Bob LaMontagne wrote:

What characteristic of the final equilibrium state would tell me if stirring occured or not?

Assuming that we are talking about a thermally-insulated gas that starts and ends in thermal equilibrium, stirring has occurred if and only if the entropy increases. Period.

While you reject the temperature-entropy relation I wrote, do you also disagree with the final T value after the waves die out being determined by the well defined energy input - in this particular example? I'm trying to get through this one step at a time.

Well ... I fear that much of the confusion in this thread is the result of differing hidden assumptions about what is given so let's try to be very specific. First, a few facts:

1. For a given gas at thermal equilibrium, both the energy and the entropy depend only on the temperature and the volume and, for a given volume, both the energy and the entropy increase monotonically with temperature.

2. All of the above is also true for an ideal gas with the slight simplification that the energy does *not* depend on the volume.

Now some cases. In each, I assume a) that the gas is thermally insulated, b) that it starts and ends in thermal equilibrium, and c) that the initial state is given.

CASE 1: An irreversible compression to a given final volume, (i.e. Carl's case):

1. Stirring has occurred and the final entropy is greater than the initial entropy. (Because we are explicitly told that the process is irreversible.)

2. The final energy is greater than it would have been had the process not been irreversible. (Because higher entropy => higher temperature => higher energy for a given volume.)

3. More work was done on the gas than would have been had the process not been irreversible. (Because the extra energy was entirely the result of extra work done.)

CASE 2: The energy input is specified:

1. We know the work done. (Because the energy input was entirely the result of work.)

2. We don't know the final temperature. (Because we don't know the final volume.)

3. We don't know the final entropy. (Because we don't know the final temperature OR the final volume.)

4. We don't know if stirring occurred. (Because we don't know if the entropy increased.)

CASE 3: The energy input is specified and the gas is ideal:

1. We know the work done. (Because the energy input was entirely the result of work.)

2. We know the final temperature. (Because we know the final energy.)

3. We don't know the final entropy. (Because we don't know the final volume.)

4. We don't know if stirring occurred. (Because we don't know if the entropy increased.)

CASE 4: The energy input and the final volume are specified.

1. We know the work done. (Because the energy input was entirely the result of work.)

2. We know the final temperature. (Because we know the final energy and the final volume.)

3. We know the final entropy. (Because we know the final temperature and the final volume.)

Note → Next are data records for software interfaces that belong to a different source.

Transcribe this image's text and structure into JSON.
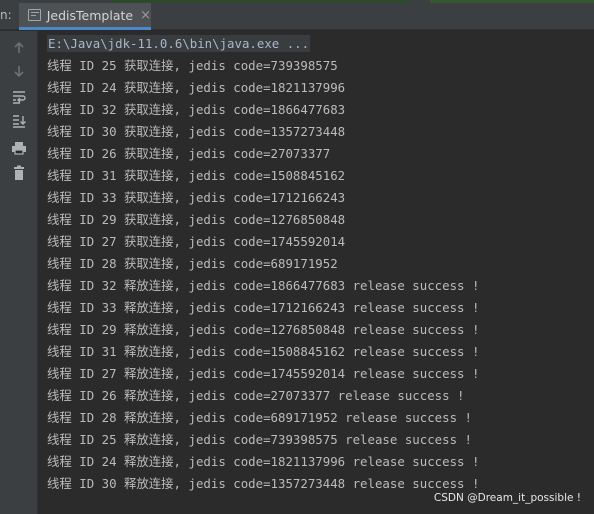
{
  "tabbar": {
    "prefix": "n:",
    "tab_label": "JedisTemplate",
    "close_glyph": "×"
  },
  "toolbar": {
    "icons": [
      "up-arrow-icon",
      "down-arrow-icon",
      "soft-wrap-icon",
      "scroll-to-end-icon",
      "print-icon",
      "trash-icon"
    ]
  },
  "console": {
    "command": "E:\\Java\\jdk-11.0.6\\bin\\java.exe ...",
    "lines": [
      "线程 ID 25 获取连接, jedis code=739398575",
      "线程 ID 24 获取连接, jedis code=1821137996",
      "线程 ID 32 获取连接, jedis code=1866477683",
      "线程 ID 30 获取连接, jedis code=1357273448",
      "线程 ID 26 获取连接, jedis code=27073377",
      "线程 ID 31 获取连接, jedis code=1508845162",
      "线程 ID 33 获取连接, jedis code=1712166243",
      "线程 ID 29 获取连接, jedis code=1276850848",
      "线程 ID 27 获取连接, jedis code=1745592014",
      "线程 ID 28 获取连接, jedis code=689171952",
      "线程 ID 32 释放连接, jedis code=1866477683 release success !",
      "线程 ID 33 释放连接, jedis code=1712166243 release success !",
      "线程 ID 29 释放连接, jedis code=1276850848 release success !",
      "线程 ID 31 释放连接, jedis code=1508845162 release success !",
      "线程 ID 27 释放连接, jedis code=1745592014 release success !",
      "线程 ID 26 释放连接, jedis code=27073377 release success !",
      "线程 ID 28 释放连接, jedis code=689171952 release success !",
      "线程 ID 25 释放连接, jedis code=739398575 release success !",
      "线程 ID 24 释放连接, jedis code=1821137996 release success !",
      "线程 ID 30 释放连接, jedis code=1357273448 release success !"
    ]
  },
  "watermark": "CSDN @Dream_it_possible !",
  "colors": {
    "background": "#2b2b2b",
    "panel": "#3c3f41",
    "text": "#bbbbbb",
    "tab_underline": "#4a88c7"
  }
}
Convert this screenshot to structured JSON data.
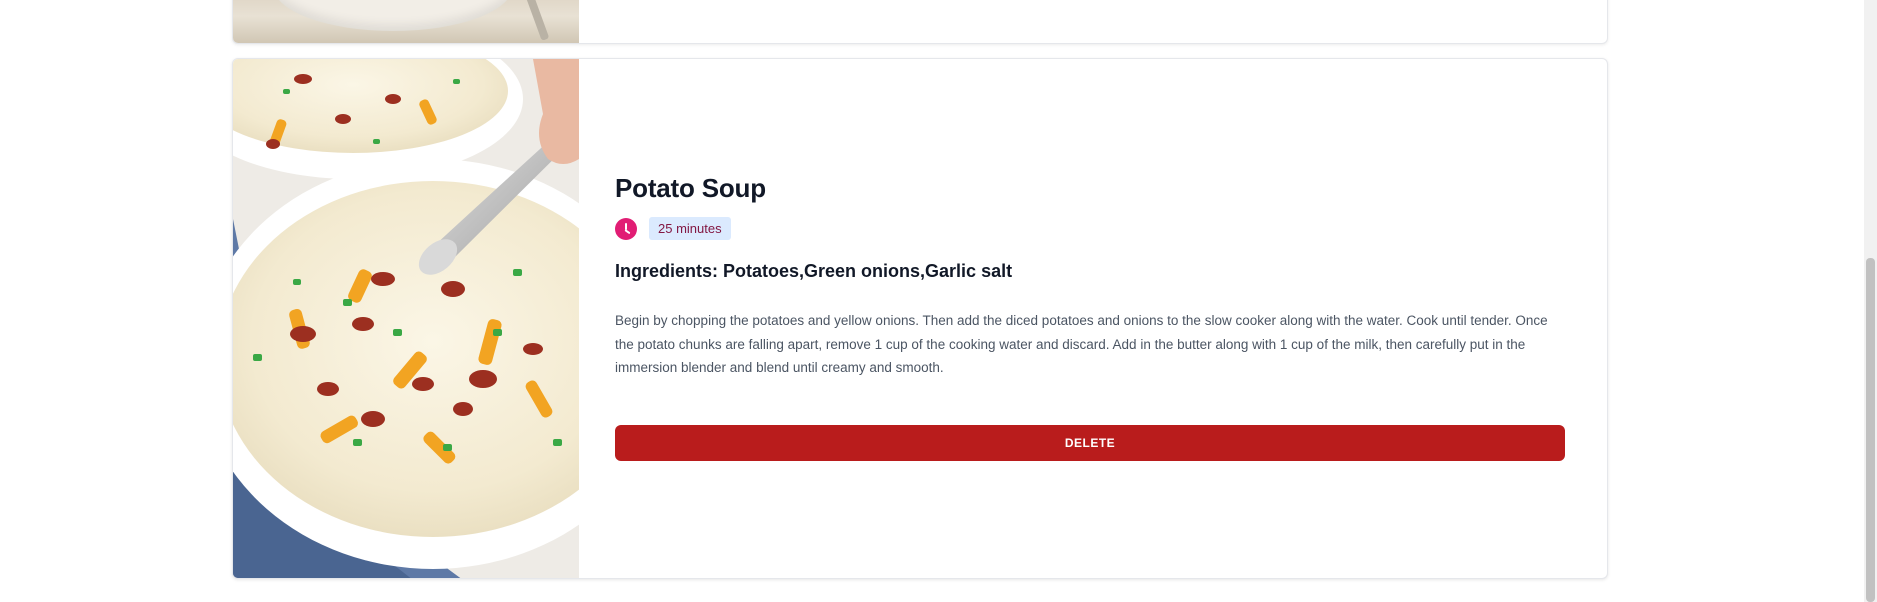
{
  "recipes": [
    {
      "title": "Potato Soup",
      "time": "25 minutes",
      "ingredients": "Ingredients: Potatoes,Green onions,Garlic salt",
      "instructions": "Begin by chopping the potatoes and yellow onions. Then add the diced potatoes and onions to the slow cooker along with the water. Cook until tender. Once the potato chunks are falling apart, remove 1 cup of the cooking water and discard. Add in the butter along with 1 cup of the milk, then carefully put in the immersion blender and blend until creamy and smooth.",
      "delete_label": "DELETE",
      "time_icon": "clock-icon"
    }
  ],
  "colors": {
    "accent_pink": "#e11d74",
    "badge_bg": "#dbeafe",
    "badge_text": "#831843",
    "delete_bg": "#b91c1c",
    "title_text": "#111827",
    "body_text": "#4b5563"
  }
}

4. We know if stirring has occurred. (Because we know if the entropy increased.)

5. We know if the problem specification was unphysical. (Because it is possible to specify an energy input and final volume that result in a final entropy that is less than the original entropy and *that* is physically impossible.)

John Mallinckrodt
Cal Poly Pomona